- Inspectors general are encountering agency resistance when seeking access to “all agency records,” as required under the IG Act. Eight inspectors general reported trouble accessing records from agency officials. In the case of the Special Inspector General for the Troubled Asset Relief Fund the office had to resort to subpoenas and threats of subpoenas in order to obtain information.
On February 24, 2015, Chairman Johnson held a hearing to consider ways to improve IG independence and effectiveness. The hearing highlighted challenges facing IGs, including their ability to access information. At the hearing, DOJ Inspector General Horowitz labeled access to agency documents and materials to be “of utmost importance” and reported, “We face significant issues and challenges that affect our independence and ability to conduct effective oversight.”
As part of their integral role in rooting out waste, fraud, and abuse within the federal government, OIGs identify and make recommendations that could result in saving billions of dollars for the American taxpayers. OIGs also conduct regular investigations into agency activities.
On February 27, 2015, Chairmen Johnson and Grassley sought information from all 72 OIGs across the federal government related to open and unimplemented recommendations, agency attempts to interfere with IG independence, and delays in accessing information, among other things. The Committees requested that OIGs provide responses on a semiannual basis going forward. The staff report is derived from the information provided in the semiannual responses from OIGs.
In response to reports of agency obstruction, Chairman Grassley introduced S. 579, the Inspector General Empowerment Act, and Chairman Johnson brought the bill before the Senate Homeland Security and Governmental Affairs Committee for a markup. S. 579 is designed to ensure that IGs have the tools they need to do their jobs, including clarification that Congress interprets the IG Act as granting IGs the ability to access all agency records that they might need. The bill is supported by 20 Senators, including 13 Republicans and seven Democrats. In May 2015, the Homeland Security and Governmental Affairs Committee passed the bill with unanimous bipartisan support.

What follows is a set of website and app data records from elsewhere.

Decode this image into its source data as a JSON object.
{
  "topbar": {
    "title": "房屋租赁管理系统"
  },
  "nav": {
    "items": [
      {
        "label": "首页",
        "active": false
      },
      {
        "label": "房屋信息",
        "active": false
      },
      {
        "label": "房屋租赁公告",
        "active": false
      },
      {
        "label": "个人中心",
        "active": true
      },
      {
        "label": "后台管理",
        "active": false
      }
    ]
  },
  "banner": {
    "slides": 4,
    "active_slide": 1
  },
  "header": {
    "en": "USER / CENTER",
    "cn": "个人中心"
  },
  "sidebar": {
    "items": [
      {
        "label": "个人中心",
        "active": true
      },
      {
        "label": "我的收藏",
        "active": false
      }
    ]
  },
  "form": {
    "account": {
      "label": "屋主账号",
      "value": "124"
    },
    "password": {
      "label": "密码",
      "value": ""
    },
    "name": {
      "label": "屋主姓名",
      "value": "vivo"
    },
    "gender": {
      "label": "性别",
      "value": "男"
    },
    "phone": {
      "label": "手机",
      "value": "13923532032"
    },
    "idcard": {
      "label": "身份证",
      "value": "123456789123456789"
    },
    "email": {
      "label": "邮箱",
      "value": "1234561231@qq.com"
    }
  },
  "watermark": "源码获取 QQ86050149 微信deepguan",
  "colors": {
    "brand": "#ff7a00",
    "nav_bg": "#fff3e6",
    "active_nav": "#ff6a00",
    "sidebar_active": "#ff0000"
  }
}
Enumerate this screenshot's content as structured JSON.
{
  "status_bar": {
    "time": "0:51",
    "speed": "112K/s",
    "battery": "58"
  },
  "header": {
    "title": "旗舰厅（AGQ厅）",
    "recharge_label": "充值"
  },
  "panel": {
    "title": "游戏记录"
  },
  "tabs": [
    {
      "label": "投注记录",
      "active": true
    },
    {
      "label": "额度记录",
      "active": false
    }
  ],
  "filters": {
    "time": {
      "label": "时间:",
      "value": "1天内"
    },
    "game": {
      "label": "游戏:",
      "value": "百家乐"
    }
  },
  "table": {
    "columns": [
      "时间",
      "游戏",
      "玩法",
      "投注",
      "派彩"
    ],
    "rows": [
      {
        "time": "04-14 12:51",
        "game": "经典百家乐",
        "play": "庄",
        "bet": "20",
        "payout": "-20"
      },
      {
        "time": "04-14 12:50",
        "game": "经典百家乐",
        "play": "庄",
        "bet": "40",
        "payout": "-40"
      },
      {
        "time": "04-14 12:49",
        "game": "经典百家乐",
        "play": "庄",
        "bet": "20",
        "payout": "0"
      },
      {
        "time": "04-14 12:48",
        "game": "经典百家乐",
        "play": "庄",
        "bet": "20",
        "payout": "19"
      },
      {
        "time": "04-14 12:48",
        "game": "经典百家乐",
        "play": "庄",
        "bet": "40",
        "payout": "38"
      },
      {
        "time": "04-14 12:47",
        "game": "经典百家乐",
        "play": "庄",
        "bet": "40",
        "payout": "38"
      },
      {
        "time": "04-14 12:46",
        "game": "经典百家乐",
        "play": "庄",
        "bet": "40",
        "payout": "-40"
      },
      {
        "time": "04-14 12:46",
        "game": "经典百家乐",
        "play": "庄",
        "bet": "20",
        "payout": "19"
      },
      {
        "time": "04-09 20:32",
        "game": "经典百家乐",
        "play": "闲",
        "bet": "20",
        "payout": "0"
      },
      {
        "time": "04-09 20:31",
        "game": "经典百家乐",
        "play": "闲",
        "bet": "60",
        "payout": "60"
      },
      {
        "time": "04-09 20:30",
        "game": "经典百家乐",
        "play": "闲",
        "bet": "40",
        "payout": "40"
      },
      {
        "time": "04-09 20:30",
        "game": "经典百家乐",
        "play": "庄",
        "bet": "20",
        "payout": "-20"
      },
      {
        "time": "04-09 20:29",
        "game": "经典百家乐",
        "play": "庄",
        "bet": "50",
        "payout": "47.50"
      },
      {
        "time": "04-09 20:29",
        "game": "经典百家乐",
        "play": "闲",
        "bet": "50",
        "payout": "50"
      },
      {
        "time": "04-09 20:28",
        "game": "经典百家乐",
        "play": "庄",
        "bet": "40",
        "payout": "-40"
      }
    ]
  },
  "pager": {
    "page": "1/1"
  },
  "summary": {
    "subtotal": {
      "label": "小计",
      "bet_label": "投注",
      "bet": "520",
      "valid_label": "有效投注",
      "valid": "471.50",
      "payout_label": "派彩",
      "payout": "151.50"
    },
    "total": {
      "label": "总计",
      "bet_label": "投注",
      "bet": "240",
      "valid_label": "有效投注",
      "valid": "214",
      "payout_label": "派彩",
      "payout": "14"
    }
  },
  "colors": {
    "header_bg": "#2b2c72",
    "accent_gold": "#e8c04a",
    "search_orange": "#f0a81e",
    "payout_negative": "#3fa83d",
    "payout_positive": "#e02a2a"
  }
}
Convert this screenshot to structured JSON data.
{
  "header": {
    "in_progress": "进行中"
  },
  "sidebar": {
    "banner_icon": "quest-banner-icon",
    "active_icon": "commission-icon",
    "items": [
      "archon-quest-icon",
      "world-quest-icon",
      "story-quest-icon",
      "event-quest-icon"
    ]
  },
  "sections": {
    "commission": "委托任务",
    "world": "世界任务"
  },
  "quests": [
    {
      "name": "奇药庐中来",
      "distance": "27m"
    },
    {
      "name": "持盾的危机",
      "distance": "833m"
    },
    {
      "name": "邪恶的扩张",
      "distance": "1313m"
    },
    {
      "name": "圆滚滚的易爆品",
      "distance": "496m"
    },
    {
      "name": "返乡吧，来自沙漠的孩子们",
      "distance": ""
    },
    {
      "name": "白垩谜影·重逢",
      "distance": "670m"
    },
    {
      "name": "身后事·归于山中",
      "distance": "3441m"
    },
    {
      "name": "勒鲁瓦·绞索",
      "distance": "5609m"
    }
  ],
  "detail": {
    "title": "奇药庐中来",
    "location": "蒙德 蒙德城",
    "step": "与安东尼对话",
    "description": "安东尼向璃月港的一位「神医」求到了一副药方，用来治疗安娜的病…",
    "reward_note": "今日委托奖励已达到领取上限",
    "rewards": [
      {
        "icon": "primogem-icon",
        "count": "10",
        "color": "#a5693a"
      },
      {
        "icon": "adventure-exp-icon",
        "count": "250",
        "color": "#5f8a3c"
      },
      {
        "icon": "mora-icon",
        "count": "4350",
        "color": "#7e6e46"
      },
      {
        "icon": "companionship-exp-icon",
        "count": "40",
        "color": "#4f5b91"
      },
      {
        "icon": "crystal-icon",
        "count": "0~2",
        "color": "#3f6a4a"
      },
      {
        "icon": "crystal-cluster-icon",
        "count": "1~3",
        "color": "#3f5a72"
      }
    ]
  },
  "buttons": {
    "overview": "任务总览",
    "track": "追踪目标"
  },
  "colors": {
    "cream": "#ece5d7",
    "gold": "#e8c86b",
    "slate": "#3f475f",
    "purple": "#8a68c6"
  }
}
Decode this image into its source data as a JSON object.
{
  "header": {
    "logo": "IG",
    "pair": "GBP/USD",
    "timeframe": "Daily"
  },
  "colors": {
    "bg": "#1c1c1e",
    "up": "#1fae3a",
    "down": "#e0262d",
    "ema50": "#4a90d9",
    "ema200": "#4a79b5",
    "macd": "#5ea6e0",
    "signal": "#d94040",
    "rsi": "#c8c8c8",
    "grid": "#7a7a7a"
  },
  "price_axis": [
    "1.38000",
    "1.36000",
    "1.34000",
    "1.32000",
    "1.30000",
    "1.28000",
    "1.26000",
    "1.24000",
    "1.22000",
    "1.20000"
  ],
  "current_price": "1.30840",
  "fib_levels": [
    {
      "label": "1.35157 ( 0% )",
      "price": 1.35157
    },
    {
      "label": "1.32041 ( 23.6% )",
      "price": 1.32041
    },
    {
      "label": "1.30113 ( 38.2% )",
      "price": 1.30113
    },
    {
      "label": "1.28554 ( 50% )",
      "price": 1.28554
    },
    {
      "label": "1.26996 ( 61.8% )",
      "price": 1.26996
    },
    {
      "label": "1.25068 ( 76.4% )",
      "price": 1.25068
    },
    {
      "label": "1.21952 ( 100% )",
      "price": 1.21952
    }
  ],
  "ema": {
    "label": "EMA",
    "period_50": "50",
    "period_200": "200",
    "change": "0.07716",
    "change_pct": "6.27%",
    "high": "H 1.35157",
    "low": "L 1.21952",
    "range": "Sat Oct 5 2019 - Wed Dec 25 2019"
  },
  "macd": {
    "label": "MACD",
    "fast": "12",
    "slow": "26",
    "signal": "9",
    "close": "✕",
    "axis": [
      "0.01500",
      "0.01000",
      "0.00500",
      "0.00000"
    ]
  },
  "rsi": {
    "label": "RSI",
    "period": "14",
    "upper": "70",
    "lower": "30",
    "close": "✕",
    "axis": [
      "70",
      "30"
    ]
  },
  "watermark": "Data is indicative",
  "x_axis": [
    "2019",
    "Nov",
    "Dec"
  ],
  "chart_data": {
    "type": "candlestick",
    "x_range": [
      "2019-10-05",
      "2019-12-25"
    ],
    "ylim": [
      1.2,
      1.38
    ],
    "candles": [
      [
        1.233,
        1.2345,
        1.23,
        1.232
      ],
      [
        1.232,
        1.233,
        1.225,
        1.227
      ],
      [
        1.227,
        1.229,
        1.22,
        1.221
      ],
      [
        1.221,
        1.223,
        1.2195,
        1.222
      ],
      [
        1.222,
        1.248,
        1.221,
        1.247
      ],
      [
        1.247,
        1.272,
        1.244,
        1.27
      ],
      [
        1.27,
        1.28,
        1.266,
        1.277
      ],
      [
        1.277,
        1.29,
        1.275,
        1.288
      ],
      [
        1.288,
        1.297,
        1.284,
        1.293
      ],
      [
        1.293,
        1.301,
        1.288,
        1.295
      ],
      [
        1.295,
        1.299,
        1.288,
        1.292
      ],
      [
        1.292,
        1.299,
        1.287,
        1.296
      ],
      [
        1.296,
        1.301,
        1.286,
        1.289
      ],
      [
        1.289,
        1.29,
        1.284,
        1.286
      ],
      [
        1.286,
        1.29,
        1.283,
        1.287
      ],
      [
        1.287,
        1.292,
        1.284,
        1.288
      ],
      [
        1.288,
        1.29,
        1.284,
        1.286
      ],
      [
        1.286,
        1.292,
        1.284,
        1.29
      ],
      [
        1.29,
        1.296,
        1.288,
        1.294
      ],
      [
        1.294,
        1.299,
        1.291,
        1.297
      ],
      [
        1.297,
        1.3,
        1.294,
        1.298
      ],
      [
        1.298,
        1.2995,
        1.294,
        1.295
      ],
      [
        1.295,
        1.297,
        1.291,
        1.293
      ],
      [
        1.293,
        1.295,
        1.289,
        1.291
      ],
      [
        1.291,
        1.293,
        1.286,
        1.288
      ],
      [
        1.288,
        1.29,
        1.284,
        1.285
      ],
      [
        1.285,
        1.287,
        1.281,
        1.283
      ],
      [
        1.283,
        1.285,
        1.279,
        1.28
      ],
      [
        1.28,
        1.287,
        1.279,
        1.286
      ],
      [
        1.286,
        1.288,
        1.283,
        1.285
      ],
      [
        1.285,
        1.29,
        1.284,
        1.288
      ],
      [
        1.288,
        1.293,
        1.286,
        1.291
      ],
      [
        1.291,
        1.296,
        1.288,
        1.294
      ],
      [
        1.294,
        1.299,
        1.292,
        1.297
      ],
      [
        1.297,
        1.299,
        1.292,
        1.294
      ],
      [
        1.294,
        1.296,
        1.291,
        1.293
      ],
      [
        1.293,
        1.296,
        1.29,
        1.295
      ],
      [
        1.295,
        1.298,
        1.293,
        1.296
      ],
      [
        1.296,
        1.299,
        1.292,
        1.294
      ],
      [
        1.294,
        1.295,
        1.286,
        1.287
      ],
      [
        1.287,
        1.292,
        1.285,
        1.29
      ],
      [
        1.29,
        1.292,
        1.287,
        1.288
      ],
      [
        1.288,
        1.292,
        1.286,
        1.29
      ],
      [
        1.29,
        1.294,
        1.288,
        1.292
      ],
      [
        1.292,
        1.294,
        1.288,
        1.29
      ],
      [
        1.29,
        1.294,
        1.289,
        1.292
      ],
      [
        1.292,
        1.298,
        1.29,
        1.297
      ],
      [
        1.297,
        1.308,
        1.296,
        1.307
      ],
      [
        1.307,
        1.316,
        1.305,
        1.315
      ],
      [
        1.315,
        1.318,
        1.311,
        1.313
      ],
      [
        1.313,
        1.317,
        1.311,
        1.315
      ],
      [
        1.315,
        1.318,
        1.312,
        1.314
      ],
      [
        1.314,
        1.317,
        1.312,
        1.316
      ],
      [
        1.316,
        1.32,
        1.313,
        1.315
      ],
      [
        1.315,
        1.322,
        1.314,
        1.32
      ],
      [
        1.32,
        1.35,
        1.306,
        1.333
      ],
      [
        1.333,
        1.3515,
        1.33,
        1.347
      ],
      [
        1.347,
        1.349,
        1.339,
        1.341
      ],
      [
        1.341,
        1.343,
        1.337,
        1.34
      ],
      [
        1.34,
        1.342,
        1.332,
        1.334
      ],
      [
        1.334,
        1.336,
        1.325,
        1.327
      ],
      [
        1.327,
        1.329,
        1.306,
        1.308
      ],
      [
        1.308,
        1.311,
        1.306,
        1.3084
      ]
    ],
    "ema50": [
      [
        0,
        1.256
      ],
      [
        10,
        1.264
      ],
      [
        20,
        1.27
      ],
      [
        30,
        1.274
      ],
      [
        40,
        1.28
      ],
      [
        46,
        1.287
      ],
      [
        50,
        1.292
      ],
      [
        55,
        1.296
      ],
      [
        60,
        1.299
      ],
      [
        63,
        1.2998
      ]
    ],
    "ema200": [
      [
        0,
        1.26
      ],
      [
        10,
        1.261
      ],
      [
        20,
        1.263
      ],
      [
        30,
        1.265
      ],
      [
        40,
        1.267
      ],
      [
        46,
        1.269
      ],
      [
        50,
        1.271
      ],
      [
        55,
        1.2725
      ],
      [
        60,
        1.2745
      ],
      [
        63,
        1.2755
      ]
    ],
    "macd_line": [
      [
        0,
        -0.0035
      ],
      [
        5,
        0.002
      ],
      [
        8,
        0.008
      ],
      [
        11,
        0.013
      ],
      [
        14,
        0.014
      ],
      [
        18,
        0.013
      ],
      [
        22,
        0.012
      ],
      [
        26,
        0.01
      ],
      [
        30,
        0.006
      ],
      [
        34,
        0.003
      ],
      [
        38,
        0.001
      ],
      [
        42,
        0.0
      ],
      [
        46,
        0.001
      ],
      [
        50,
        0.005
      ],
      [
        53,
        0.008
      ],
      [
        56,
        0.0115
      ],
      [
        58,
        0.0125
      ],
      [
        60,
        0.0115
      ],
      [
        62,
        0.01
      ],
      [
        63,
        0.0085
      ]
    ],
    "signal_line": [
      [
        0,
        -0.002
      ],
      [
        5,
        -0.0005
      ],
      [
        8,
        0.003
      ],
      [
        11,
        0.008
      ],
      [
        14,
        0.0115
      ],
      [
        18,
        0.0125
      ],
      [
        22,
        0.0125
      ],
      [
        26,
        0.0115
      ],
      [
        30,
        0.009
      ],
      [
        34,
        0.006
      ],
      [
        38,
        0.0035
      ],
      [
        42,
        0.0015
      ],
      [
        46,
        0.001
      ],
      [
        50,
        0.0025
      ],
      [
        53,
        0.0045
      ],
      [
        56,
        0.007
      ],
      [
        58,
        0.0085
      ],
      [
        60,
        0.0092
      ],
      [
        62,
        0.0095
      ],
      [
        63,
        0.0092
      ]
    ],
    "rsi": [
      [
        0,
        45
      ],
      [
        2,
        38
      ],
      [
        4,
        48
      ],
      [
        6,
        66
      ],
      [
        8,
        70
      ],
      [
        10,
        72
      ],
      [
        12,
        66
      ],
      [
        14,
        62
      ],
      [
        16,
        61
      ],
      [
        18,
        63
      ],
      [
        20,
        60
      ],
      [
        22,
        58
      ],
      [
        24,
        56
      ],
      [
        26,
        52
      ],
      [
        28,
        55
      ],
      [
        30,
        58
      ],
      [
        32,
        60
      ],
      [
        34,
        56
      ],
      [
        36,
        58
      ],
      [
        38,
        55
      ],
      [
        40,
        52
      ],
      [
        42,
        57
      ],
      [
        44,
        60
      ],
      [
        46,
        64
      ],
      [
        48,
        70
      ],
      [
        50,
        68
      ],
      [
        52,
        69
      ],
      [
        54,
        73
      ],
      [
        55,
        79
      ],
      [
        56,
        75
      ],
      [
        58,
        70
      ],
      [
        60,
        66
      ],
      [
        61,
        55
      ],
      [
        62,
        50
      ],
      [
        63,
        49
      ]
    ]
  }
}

On December 15, 2015, Chairmen Johnson and Grassley requested unanimous consent that the full Senate pass S. 579; however, Senator Harry Reid objected, offering no explanation.
On May 26, 2016, Chairman Johnson incorporated the Inspector General Empowerment Act into S. 3011, the BADGER Washington Act—a package of 19 bills designed to curb government waste and increase protections for whistleblowers.